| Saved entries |
####
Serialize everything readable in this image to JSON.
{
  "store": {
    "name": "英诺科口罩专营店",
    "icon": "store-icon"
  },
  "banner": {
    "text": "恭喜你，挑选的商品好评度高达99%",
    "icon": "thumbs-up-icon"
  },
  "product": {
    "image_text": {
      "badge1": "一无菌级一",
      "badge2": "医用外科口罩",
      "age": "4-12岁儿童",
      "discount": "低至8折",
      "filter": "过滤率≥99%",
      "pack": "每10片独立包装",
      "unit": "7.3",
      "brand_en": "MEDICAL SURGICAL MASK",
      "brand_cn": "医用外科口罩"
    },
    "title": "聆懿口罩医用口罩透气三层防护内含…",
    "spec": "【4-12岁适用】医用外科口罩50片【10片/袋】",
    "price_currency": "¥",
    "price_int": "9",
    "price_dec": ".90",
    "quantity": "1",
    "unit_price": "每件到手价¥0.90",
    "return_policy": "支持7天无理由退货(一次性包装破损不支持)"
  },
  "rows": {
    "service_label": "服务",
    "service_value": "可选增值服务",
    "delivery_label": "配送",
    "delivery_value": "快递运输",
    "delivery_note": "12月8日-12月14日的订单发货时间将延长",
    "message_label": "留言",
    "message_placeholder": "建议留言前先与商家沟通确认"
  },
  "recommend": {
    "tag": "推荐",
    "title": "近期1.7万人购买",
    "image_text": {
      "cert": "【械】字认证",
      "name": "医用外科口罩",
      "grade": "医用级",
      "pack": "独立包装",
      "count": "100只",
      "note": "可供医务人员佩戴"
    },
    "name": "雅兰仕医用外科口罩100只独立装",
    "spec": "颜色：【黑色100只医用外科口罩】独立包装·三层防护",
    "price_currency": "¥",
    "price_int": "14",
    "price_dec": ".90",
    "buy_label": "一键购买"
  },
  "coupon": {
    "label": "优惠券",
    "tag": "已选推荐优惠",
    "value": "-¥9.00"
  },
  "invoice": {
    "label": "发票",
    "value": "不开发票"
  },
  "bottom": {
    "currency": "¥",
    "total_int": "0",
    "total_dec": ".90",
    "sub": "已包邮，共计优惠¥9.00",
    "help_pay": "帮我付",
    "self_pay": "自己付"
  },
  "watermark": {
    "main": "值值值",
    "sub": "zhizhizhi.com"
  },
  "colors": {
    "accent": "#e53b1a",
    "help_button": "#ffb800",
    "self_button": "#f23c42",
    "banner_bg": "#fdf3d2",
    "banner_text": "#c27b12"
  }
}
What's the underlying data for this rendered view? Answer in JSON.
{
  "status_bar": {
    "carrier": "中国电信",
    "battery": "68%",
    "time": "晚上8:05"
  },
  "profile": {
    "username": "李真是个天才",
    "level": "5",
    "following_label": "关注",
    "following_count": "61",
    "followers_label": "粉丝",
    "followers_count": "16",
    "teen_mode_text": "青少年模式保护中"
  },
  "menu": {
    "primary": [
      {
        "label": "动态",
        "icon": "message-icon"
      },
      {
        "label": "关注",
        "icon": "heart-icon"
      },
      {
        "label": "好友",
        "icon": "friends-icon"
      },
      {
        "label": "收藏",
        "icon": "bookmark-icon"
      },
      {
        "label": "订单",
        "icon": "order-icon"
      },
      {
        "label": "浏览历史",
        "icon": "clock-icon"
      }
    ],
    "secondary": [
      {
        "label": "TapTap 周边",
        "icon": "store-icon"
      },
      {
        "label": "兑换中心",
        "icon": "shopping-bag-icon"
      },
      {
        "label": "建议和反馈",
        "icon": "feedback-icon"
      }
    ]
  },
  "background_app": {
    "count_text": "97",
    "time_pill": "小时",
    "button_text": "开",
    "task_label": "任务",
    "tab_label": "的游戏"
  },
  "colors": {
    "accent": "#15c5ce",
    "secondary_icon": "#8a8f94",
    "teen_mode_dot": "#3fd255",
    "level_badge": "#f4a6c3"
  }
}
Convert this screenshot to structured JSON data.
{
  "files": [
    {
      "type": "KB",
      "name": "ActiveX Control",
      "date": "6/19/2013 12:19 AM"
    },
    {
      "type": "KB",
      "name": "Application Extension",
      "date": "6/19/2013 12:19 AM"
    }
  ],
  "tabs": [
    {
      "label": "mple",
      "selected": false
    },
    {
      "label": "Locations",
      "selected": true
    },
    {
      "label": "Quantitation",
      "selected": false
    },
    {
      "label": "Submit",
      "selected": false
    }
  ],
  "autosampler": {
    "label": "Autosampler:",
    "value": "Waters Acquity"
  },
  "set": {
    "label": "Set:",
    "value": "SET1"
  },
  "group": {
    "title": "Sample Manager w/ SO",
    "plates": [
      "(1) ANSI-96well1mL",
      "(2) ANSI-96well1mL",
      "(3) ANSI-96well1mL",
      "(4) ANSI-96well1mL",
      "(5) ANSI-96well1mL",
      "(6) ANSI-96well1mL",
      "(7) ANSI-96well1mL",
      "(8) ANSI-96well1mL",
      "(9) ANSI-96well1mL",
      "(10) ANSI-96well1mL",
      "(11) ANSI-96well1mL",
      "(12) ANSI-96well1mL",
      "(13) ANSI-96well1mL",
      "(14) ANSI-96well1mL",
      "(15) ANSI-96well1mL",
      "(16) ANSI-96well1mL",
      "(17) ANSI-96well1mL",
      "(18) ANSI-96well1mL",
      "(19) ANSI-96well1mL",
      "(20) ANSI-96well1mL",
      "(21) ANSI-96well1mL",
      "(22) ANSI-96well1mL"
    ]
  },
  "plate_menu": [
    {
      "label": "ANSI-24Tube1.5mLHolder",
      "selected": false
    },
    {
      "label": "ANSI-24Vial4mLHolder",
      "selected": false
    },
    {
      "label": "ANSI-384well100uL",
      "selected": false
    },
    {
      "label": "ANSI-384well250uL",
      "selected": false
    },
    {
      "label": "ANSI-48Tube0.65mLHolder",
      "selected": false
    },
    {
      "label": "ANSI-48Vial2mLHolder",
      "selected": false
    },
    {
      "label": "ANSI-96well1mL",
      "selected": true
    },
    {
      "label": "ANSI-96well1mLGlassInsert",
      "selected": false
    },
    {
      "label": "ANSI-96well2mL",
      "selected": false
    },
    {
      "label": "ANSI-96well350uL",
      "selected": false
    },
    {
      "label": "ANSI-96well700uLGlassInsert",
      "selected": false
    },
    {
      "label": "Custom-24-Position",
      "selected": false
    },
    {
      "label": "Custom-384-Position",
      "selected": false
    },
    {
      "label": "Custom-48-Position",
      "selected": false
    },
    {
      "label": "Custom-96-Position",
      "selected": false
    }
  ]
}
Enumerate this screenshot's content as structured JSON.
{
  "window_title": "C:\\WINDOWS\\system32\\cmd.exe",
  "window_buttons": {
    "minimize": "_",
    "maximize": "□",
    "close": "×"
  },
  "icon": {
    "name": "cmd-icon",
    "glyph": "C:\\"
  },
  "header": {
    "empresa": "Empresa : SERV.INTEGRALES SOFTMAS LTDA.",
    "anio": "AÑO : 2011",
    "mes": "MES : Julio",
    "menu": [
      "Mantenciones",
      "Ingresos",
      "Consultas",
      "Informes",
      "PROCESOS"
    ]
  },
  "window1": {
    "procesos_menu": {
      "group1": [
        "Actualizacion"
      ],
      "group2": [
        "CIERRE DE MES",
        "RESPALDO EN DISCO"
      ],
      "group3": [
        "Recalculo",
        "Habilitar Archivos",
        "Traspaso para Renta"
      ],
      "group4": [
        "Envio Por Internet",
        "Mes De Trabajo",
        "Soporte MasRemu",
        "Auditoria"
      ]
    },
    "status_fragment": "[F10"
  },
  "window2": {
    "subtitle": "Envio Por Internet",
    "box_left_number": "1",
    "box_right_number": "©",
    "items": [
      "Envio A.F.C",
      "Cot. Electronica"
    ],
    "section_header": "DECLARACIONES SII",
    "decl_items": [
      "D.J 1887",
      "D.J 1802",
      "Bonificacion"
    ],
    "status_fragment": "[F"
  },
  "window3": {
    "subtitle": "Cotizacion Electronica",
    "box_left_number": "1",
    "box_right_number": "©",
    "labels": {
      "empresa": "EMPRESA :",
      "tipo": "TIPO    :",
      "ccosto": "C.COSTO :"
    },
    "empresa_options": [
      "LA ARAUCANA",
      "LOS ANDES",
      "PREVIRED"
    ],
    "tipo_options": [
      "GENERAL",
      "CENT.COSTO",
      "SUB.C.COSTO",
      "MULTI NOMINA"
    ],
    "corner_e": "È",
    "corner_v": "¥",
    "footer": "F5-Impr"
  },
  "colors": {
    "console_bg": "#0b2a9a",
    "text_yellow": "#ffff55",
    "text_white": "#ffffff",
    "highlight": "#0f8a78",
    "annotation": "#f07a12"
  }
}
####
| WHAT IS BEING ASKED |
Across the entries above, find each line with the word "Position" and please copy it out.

| EXERCISE OUTPUT |
      "label": "Custom-24-Position",
      "label": "Custom-384-Position",
      "label": "Custom-48-Position",
      "label": "Custom-96-Position",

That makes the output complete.